The growers that harvested fiber did not report any sales of harvested material. There are various textile, paper, construction, and composites manufacturers in Minnesota that have expressed interest in purchasing hemp fiber. However, without large-scale decortication capabilities in the state, that market has not yet opened up.
The CBD hemp growers reported yields of 0.5- 1 pound of dried floral material per plant. As of the end of 2018, there are four CBD processors operating in Minnesota. Typical market prices for CBD flower is $35-$100 per pound, depending on quality and CBD concentration.

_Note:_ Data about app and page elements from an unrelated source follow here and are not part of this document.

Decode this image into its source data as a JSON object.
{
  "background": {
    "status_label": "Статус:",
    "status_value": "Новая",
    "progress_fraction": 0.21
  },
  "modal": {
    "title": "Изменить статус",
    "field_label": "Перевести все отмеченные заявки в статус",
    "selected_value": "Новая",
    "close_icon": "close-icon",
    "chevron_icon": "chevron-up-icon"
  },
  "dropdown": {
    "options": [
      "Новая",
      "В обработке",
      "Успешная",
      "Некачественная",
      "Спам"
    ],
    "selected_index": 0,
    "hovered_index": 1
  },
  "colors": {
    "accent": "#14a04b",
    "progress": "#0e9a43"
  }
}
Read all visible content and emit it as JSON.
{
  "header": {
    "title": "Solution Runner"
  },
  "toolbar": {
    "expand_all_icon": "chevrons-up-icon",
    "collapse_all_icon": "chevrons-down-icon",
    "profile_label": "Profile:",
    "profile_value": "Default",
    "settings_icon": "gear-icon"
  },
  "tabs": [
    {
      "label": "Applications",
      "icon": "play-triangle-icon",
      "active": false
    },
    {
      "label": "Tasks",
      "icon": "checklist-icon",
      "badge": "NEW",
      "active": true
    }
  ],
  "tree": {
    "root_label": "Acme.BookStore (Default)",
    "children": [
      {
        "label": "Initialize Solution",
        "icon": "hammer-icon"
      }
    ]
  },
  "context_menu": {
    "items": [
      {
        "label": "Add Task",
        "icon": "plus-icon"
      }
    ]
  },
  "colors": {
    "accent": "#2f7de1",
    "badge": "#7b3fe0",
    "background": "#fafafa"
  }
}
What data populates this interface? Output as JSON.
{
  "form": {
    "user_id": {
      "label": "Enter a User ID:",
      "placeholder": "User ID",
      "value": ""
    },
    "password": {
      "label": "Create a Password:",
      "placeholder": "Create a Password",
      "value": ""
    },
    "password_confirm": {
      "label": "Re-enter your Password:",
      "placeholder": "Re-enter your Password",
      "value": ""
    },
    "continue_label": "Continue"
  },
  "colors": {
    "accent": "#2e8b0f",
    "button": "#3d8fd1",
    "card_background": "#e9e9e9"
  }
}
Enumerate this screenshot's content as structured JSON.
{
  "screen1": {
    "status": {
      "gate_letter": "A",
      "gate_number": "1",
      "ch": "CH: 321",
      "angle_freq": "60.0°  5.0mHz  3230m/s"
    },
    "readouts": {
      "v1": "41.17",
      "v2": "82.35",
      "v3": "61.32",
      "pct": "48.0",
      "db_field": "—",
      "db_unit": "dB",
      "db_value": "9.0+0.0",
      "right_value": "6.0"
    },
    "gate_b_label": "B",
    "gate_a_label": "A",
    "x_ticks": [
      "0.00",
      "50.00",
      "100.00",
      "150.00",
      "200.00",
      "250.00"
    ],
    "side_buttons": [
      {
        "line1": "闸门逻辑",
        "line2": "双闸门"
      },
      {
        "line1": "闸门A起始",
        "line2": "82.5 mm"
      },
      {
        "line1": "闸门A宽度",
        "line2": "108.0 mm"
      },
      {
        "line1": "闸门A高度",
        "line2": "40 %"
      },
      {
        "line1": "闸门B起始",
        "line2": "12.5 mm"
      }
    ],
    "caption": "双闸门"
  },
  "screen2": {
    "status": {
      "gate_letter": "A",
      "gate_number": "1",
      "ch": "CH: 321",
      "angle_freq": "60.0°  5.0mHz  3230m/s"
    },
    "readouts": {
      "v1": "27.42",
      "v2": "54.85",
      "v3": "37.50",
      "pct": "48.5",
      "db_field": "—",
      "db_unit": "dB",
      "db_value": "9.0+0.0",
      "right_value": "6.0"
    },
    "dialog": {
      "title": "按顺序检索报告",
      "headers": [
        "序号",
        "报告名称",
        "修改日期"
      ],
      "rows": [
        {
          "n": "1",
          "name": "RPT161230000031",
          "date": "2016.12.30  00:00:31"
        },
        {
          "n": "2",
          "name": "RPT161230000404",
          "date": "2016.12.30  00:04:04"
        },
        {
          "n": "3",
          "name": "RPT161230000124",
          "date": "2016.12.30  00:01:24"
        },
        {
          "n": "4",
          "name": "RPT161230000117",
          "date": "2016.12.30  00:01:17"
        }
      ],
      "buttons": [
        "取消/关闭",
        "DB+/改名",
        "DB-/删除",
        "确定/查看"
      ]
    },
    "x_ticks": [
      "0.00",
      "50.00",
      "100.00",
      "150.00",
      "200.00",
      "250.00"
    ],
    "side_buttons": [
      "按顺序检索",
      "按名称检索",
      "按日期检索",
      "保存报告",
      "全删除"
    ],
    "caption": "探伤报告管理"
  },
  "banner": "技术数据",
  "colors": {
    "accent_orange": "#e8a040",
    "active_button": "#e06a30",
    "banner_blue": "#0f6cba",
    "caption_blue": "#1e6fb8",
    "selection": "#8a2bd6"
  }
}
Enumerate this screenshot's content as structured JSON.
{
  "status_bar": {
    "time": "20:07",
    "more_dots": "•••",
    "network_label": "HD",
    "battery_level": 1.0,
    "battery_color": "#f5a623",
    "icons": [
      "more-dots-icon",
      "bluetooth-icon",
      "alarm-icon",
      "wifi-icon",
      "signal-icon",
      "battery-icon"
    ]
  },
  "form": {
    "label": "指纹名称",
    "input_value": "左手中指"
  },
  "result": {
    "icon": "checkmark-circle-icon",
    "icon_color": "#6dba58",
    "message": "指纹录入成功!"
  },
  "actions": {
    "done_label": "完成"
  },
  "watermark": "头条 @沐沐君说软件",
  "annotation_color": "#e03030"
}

Growers continue to report difficulties cleaning, drying, and properly storing hemp grain. On-farm storage for 12-18 months is commonplace. Grain must be stored properly to prevent spoilage and microbial growth. Grain processing is generally not occurring within the state, so the farmer must be aware of the necessity of shipping longer distances than they are accustom to.
The fastest growth in hemp production and marketing is in the CBD space. As of the time of this report, the MDA had received 130 applications for the 2019 season. Of those, 85 were planning to grow for CBD, 30 were planning to produce grain, and some intending to do both. Many more CBD processors/extractors are planning to start operating in Minnesota. Seed and clone production should become more common in the Midwest. Breeding efforts will begin to come to fruition and varieties specifically breed for cultivation in Minnesota will become available within the next few years.